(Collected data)
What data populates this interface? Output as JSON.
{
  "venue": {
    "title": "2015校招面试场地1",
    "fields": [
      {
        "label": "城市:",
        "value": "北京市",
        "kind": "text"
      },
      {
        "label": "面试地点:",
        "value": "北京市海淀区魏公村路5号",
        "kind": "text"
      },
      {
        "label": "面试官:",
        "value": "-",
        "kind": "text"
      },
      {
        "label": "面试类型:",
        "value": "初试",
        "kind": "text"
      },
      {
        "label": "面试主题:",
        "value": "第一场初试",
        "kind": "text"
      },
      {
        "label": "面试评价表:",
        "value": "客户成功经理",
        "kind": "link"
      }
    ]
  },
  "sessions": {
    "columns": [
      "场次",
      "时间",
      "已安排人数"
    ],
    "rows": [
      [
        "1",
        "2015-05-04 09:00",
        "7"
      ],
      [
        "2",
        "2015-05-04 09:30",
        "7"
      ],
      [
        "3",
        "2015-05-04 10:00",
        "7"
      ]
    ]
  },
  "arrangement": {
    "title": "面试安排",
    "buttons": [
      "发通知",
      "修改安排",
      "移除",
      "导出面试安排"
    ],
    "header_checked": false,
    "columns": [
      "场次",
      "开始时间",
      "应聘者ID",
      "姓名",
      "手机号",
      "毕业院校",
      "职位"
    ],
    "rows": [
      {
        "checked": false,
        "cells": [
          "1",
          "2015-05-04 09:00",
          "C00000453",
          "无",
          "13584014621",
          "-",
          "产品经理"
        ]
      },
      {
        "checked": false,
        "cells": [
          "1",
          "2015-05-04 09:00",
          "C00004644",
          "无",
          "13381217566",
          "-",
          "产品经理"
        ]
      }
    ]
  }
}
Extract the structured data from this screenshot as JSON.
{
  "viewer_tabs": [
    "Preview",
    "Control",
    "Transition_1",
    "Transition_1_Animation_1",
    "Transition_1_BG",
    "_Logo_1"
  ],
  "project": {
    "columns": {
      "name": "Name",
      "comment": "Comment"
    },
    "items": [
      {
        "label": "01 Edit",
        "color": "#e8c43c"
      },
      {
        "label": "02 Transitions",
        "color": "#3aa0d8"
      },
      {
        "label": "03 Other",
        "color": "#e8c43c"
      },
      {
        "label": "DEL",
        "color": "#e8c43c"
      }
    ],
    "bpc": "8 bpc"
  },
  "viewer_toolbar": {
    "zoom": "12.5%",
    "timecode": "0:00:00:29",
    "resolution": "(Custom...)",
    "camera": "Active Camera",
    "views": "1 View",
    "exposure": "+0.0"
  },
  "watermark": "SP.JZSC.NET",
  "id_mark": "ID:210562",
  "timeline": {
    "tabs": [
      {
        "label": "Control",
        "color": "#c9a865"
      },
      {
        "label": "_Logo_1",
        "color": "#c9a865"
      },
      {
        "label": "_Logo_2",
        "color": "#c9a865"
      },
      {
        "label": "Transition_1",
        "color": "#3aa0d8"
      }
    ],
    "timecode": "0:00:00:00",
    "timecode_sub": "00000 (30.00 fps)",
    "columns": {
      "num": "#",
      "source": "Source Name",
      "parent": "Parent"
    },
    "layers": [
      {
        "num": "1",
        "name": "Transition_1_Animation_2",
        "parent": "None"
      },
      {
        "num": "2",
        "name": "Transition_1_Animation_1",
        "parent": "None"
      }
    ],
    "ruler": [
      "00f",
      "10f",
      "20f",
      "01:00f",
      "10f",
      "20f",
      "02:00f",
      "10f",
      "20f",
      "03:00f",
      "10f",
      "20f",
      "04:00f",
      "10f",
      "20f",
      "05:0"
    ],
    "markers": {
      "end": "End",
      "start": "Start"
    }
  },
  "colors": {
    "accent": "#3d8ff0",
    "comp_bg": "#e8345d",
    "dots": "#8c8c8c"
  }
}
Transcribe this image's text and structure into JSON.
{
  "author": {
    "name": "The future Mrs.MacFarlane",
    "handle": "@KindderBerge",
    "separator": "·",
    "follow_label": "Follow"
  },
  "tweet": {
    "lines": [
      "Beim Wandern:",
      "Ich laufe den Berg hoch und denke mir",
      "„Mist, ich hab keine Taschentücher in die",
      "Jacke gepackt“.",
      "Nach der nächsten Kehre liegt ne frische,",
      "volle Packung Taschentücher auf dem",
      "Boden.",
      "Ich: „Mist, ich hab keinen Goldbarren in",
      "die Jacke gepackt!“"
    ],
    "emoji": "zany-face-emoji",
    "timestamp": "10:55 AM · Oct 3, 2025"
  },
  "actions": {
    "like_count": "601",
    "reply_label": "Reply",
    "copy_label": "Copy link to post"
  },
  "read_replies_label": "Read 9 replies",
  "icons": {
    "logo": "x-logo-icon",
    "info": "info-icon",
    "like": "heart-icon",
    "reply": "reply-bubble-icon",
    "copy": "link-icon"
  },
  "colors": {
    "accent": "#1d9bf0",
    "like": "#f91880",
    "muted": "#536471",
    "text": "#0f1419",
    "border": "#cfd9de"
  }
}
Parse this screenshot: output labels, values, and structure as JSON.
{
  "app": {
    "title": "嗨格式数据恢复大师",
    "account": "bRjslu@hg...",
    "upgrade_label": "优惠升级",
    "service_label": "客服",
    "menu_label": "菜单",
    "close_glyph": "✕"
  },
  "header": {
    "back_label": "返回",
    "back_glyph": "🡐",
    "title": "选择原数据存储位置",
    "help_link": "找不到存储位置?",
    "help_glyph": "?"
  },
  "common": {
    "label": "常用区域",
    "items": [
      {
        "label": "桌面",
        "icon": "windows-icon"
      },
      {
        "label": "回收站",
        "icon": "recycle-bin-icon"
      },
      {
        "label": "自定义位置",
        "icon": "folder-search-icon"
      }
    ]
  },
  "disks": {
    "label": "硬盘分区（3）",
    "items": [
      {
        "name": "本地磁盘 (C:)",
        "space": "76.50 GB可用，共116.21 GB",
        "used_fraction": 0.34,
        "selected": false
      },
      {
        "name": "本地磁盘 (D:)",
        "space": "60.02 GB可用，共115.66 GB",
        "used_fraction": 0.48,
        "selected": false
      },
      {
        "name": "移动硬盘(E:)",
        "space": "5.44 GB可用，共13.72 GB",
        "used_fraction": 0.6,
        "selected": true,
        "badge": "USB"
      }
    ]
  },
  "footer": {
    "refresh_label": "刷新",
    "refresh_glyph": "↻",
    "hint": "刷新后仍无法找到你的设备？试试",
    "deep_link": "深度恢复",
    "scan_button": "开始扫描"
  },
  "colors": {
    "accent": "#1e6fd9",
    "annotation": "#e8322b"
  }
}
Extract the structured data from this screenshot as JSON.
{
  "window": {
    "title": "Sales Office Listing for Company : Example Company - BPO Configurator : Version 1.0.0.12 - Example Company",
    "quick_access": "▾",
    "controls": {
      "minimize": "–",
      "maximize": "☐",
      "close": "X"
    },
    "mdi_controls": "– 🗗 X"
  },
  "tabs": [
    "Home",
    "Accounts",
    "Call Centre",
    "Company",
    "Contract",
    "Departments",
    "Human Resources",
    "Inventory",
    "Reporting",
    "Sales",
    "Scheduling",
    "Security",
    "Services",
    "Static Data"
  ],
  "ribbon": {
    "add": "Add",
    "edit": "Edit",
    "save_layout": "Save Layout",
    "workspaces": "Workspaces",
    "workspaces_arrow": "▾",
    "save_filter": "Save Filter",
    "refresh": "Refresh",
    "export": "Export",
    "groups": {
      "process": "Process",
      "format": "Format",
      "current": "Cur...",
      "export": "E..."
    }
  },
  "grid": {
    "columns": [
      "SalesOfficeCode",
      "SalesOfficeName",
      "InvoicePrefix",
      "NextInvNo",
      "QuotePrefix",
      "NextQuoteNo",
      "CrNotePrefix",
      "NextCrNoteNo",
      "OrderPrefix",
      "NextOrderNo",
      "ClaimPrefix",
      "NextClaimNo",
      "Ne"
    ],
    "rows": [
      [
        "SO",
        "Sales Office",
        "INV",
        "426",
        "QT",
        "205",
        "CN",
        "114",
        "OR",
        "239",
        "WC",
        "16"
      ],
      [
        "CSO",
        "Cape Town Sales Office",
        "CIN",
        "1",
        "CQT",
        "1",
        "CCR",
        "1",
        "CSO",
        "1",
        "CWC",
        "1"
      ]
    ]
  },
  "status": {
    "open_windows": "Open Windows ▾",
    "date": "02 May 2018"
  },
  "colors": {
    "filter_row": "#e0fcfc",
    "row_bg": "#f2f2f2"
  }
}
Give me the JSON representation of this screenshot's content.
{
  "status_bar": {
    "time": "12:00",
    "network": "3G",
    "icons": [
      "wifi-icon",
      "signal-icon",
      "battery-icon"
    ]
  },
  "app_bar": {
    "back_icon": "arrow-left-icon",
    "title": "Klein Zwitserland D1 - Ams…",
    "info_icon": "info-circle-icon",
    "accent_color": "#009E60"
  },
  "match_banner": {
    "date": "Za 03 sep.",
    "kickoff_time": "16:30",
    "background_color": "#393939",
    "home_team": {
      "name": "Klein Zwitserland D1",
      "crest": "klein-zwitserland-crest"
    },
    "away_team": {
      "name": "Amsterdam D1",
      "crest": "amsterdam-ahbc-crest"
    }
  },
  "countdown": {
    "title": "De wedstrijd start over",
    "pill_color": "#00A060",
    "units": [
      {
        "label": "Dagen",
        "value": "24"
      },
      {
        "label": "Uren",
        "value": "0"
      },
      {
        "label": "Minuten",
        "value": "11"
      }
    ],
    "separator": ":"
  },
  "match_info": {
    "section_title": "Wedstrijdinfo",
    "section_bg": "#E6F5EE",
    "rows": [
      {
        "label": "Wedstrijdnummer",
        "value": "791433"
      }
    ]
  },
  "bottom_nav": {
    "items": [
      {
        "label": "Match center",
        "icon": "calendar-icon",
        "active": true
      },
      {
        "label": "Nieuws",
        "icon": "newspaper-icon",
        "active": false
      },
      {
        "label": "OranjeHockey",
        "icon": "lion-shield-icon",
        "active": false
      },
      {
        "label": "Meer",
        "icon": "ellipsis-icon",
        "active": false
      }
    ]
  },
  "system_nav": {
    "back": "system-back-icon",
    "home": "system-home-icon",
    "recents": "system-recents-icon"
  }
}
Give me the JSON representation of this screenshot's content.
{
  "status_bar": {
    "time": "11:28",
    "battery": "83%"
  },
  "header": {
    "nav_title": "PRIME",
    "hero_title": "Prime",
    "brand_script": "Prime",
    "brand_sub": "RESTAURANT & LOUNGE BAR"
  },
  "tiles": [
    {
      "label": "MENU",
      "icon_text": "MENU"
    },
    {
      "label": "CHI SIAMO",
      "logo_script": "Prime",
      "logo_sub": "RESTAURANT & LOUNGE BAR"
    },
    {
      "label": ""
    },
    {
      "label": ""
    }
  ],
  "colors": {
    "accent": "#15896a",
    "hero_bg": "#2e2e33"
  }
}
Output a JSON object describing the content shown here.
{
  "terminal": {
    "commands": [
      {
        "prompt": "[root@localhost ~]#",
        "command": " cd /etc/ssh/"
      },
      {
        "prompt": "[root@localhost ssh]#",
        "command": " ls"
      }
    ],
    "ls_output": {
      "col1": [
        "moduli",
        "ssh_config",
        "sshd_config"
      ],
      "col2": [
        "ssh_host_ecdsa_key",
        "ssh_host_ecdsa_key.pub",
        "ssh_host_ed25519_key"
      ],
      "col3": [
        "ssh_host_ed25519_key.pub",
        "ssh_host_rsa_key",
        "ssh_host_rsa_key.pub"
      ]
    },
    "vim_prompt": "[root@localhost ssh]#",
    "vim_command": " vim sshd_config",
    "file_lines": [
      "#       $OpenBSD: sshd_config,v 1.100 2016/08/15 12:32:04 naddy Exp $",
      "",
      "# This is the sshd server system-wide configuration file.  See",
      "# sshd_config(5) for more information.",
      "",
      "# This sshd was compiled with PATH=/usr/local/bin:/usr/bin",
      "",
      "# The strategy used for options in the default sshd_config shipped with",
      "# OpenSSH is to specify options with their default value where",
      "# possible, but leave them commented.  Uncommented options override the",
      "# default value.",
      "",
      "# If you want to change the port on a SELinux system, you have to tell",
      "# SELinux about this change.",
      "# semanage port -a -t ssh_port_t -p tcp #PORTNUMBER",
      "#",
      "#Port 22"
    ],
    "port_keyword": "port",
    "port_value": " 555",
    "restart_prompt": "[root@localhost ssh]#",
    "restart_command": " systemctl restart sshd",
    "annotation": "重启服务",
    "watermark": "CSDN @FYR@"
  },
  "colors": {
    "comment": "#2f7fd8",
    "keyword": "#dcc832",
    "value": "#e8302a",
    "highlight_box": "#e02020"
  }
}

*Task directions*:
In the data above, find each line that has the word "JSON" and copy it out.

*Solved problem*:
What data populates this interface? Output as JSON.
Extract the structured data from this screenshot as JSON.
Transcribe this image's text and structure into JSON.
Parse this screenshot: output labels, values, and structure as JSON.
Extract the structured data from this screenshot as JSON.
Give me the JSON representation of this screenshot's content.
Give me the JSON representation of this screenshot's content.
Output a JSON object describing the content shown here.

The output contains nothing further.